Apple machine learning APIs aren’t just for third-party developers. Steven Levy wrote this article almost ten months before Apple announced Core ML. It offers a detailed look into how the company uses machine learning across its own products.
“As the briefing unfolds, it becomes clear how much AI has already shaped the overall experience of using the Apple ecosystem. The view from the AI establishment is that Apple is constrained by its lack of a search engine (which can deliver the data that helps to train neural networks) and its inflexible insistence on protecting user information (which potentially denies Apple data it otherwise might use). But it turns out that Apple has figured out how to jump both those hurdles.”
— Steven Levy
The integration of deep learning into Siri dates back to 2014.
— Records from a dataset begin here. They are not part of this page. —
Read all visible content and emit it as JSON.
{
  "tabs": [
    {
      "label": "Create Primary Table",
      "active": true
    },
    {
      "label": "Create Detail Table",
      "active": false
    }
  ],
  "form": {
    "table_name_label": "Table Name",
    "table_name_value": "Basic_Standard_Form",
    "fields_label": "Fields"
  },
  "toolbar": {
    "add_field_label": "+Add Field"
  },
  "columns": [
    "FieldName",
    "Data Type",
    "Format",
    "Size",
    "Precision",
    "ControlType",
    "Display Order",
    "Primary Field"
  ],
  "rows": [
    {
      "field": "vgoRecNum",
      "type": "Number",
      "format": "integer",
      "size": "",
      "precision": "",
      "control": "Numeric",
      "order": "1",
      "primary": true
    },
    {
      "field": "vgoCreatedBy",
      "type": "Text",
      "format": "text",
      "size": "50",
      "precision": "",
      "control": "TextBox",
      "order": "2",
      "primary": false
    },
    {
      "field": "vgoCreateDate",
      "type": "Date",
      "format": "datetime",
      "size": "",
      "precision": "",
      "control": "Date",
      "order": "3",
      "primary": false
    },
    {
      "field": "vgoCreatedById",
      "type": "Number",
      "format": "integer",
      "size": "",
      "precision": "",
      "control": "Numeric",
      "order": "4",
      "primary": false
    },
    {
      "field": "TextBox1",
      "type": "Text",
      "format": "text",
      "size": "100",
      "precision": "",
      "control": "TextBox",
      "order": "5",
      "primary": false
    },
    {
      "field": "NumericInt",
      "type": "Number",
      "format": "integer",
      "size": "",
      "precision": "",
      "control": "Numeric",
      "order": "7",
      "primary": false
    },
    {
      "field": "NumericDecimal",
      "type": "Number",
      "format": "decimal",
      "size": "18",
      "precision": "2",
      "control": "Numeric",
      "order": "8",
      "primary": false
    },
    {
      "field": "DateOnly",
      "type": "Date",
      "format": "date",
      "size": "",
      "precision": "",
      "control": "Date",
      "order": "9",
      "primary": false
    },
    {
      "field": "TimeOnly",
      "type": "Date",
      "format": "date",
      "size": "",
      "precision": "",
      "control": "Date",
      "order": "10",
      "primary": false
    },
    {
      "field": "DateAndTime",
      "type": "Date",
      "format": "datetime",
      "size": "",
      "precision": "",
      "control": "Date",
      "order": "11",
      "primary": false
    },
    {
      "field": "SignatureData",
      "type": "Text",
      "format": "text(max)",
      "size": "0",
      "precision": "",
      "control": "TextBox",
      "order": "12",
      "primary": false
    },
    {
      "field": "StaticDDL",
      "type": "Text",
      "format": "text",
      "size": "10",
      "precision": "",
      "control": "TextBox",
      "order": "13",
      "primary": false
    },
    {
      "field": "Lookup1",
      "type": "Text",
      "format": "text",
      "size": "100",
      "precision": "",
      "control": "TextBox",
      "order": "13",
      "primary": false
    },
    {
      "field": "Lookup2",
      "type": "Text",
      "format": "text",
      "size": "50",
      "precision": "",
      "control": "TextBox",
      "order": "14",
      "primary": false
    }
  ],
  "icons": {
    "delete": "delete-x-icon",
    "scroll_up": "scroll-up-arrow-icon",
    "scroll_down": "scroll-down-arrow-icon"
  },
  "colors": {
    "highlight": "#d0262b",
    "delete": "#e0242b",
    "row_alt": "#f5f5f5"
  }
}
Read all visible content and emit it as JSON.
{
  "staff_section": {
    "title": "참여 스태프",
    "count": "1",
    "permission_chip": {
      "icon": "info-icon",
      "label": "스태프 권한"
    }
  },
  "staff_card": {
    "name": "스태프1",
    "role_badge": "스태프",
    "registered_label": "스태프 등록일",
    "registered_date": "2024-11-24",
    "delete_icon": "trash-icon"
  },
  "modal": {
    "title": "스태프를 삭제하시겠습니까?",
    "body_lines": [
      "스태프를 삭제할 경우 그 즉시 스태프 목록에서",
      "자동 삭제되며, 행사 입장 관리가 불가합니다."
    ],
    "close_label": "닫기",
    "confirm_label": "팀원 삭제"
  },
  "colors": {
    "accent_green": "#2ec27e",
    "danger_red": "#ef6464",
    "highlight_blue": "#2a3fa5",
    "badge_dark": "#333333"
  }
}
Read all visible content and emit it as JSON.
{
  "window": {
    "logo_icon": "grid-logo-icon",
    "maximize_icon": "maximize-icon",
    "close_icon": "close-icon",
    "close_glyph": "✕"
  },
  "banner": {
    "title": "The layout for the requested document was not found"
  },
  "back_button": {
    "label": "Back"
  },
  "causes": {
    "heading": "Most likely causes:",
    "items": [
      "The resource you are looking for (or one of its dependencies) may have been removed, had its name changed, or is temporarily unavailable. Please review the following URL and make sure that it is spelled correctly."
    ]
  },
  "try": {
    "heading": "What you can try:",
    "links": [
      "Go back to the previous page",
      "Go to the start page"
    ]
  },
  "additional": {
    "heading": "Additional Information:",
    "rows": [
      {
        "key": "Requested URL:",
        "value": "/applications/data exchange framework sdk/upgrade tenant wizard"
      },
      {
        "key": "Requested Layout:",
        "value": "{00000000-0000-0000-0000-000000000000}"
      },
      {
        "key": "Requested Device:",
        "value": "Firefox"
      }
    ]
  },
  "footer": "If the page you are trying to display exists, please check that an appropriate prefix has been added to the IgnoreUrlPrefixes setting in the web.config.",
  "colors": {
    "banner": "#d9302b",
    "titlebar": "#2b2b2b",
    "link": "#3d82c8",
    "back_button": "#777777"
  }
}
“This was one of those things where the jump was so significant that you do the test again to make sure that somebody didn’t drop a decimal place.”
— Eddy Cue
One detail that keeps getting hinted at, both in the article and elsewhere, is online learning.
“We keep some of the most sensitive things where the ML is occurring entirely local to the device.”
— Craig Federighi
Details aren’t clear enough from this kind of statement to know for sure. Online learning implies an ability to train the machine learning model on the device. Something conspicuously absent from the first public version of Core ML.
This kind of limitation is understandable. As Gaurav Kapoor said in his introduction to the framework, “Training is a complex subject.”
With deep learning, jumping from inference to training is like jumping from the Preview app into Photoshop. The change in complexity and required expertise is significant. It wouldn’t be surprising if Apple waits and doesn’t add training to Core ML until they are able to flatten that learning curve. Making it more like a jump from Preview to Pages.